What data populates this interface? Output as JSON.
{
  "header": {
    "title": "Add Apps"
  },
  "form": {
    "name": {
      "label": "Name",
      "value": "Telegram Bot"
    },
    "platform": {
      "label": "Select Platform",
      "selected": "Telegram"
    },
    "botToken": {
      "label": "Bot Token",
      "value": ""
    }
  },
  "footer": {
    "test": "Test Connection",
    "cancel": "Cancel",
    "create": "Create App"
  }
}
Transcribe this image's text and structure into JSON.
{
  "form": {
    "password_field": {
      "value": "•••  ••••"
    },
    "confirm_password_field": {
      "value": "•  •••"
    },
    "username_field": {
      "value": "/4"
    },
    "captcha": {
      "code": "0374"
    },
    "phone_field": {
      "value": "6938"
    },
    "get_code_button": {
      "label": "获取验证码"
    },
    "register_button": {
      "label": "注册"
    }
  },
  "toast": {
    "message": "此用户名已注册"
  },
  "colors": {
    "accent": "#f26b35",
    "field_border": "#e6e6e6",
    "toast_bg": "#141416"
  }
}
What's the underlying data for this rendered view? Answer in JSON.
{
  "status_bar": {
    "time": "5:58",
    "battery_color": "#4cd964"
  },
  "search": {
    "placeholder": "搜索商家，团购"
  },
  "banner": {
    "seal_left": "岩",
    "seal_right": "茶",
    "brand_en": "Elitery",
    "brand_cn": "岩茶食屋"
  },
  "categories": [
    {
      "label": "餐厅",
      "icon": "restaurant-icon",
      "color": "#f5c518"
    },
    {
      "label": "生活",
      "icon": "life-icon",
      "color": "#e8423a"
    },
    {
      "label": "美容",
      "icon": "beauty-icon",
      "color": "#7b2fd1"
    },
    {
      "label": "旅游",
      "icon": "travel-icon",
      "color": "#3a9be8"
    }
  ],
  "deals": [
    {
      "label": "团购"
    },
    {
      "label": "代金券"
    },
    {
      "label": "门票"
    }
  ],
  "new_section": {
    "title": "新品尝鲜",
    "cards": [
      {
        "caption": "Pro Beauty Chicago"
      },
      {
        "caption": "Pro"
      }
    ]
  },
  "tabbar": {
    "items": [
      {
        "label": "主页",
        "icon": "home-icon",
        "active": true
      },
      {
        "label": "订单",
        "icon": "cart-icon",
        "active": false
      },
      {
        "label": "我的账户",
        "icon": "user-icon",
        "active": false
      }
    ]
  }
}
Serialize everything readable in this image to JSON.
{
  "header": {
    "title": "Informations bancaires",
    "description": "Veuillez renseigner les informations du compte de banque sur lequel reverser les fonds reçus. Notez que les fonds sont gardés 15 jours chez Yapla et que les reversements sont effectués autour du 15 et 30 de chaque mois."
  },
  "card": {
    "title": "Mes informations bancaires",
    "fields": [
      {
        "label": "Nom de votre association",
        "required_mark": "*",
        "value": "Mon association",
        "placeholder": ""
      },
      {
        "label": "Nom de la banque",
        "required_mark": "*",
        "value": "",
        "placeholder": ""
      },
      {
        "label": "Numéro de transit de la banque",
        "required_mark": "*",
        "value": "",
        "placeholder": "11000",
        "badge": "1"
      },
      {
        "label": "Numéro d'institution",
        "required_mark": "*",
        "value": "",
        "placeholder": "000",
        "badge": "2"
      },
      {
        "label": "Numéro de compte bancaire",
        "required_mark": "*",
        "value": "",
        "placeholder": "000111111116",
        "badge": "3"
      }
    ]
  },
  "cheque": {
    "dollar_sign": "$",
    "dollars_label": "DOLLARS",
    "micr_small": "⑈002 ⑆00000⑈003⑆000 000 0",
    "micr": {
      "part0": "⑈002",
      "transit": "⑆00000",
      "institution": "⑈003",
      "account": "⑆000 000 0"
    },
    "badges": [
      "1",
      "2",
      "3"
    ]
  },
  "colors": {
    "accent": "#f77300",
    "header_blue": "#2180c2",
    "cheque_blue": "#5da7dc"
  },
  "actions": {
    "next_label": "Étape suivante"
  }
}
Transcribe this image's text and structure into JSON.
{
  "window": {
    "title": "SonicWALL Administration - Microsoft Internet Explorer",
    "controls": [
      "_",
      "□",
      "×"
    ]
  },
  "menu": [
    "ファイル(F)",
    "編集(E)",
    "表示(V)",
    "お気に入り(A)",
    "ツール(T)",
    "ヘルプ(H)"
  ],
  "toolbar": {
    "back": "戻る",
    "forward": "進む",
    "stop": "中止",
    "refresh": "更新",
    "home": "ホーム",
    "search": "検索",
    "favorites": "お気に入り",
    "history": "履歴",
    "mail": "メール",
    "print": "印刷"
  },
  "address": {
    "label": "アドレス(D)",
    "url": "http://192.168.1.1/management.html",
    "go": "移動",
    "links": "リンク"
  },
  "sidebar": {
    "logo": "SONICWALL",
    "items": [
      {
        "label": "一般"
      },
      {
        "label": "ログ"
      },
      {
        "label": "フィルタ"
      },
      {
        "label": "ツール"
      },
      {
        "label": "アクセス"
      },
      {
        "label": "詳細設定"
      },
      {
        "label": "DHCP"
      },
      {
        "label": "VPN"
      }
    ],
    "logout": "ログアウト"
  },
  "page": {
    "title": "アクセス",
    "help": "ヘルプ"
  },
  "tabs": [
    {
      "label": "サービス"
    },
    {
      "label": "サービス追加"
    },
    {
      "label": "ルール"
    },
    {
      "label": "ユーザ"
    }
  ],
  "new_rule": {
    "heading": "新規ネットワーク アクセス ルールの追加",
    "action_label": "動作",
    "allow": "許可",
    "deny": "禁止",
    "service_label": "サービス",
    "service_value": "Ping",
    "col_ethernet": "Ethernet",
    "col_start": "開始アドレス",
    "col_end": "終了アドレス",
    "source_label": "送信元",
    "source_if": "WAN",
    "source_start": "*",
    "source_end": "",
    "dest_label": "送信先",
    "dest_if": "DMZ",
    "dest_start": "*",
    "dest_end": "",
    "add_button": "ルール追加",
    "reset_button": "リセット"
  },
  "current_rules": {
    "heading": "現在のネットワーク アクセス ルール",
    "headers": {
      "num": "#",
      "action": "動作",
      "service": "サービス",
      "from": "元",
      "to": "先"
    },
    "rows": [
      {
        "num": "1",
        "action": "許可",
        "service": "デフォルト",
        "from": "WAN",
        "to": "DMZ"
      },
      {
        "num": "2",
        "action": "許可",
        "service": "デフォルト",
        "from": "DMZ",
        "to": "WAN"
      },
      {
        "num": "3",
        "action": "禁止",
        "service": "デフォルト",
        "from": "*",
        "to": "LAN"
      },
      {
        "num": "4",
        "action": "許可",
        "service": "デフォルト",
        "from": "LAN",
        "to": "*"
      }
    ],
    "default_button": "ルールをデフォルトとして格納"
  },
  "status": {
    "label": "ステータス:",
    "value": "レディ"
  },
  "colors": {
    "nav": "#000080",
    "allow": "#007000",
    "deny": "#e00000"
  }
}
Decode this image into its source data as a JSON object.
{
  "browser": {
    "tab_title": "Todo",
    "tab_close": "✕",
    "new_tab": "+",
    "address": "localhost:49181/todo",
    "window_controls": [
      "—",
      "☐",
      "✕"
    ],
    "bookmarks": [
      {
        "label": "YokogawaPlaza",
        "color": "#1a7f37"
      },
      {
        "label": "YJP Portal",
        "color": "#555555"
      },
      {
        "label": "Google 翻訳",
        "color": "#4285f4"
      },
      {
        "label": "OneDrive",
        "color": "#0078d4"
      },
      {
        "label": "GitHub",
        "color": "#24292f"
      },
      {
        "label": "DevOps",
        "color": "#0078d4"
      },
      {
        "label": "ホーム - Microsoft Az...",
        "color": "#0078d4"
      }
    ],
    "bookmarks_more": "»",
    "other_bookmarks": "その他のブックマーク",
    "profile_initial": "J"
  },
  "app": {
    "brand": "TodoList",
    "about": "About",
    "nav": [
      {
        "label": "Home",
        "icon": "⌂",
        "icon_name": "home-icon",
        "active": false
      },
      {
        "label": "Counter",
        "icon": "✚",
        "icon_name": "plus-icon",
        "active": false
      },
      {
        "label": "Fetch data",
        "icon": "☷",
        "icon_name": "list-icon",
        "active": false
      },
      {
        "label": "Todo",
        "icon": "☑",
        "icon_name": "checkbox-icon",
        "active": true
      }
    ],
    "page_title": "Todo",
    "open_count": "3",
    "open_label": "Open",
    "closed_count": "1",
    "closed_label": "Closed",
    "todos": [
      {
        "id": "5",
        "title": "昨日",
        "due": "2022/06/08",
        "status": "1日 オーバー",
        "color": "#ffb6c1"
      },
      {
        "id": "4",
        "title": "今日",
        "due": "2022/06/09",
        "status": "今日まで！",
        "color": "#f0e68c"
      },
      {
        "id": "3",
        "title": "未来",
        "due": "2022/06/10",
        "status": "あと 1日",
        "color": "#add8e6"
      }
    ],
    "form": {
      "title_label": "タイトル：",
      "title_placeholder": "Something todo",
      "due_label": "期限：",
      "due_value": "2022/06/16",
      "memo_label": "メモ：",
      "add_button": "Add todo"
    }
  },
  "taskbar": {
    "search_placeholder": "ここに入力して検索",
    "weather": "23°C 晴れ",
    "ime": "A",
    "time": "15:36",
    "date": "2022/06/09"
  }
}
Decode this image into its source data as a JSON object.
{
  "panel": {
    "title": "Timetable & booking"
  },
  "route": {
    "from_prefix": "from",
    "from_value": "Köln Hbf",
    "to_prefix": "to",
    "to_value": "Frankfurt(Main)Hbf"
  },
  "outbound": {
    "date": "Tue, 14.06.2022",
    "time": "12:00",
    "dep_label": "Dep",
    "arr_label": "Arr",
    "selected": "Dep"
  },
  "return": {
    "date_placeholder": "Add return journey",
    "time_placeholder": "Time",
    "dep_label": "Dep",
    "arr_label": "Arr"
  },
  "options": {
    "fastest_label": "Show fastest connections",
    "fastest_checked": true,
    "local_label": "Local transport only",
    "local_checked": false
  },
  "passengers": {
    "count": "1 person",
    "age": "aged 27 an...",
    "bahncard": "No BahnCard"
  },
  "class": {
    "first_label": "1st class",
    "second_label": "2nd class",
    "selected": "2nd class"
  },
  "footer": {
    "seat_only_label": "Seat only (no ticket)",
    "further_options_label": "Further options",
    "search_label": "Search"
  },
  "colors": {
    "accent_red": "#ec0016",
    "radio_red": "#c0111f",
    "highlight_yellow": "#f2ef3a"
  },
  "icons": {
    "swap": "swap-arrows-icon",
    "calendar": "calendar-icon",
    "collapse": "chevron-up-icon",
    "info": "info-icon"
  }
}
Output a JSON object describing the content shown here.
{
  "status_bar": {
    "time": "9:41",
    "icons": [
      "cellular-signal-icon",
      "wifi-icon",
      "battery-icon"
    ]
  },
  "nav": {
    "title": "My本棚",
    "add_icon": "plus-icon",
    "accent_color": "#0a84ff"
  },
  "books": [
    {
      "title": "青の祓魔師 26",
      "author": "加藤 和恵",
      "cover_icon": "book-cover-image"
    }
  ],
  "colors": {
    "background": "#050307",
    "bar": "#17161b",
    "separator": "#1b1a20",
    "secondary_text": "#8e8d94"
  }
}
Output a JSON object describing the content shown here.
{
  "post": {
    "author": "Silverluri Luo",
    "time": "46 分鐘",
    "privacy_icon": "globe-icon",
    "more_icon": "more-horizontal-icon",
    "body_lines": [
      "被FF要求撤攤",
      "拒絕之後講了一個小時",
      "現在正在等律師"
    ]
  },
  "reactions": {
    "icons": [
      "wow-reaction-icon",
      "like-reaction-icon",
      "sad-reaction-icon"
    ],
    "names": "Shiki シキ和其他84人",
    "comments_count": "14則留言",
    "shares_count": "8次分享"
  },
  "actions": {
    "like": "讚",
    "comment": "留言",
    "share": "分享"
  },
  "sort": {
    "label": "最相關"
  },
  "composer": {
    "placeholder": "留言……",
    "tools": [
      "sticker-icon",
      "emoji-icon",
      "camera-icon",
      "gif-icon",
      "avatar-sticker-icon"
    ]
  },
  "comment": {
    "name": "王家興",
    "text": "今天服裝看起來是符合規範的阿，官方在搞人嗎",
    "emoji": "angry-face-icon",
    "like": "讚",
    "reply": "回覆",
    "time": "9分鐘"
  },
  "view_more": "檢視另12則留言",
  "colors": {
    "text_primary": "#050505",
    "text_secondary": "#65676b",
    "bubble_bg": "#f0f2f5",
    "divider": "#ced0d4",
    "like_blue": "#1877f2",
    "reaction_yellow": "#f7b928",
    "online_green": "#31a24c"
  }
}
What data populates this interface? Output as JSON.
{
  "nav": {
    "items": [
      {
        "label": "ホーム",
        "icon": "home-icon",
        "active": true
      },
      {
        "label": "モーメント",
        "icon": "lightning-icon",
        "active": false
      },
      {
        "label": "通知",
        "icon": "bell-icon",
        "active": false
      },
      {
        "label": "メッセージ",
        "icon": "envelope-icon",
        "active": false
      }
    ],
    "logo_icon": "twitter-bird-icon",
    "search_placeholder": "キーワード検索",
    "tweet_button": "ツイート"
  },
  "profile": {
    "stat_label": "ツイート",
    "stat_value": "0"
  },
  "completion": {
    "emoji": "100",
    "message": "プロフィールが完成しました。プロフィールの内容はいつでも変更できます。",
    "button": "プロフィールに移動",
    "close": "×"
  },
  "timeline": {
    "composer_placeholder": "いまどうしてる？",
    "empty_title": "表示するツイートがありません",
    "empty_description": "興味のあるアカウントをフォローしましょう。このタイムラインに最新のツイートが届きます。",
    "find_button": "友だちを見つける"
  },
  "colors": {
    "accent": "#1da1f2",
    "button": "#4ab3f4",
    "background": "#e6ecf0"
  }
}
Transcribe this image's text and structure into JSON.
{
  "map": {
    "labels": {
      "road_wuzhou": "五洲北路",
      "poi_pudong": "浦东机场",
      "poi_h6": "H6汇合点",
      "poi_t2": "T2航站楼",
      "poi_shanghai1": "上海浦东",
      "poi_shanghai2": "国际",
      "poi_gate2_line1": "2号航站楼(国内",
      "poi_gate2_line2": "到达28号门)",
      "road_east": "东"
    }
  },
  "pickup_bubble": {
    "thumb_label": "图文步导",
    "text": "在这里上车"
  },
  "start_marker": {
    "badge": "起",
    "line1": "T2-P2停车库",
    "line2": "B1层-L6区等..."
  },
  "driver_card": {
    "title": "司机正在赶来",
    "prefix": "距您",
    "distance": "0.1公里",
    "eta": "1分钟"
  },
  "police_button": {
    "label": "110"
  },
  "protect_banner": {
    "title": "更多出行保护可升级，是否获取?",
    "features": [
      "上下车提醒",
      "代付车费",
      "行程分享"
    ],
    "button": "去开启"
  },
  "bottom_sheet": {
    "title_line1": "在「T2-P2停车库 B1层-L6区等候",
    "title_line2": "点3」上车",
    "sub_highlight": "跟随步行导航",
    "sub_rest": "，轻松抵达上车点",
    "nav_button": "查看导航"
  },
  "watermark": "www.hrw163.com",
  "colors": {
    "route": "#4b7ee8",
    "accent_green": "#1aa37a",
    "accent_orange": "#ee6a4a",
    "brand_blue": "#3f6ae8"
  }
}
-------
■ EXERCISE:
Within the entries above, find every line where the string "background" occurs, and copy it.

■ RESPONSE TO THE EXERCISE:
    "background": "#050307",
    "background": "#e6ecf0"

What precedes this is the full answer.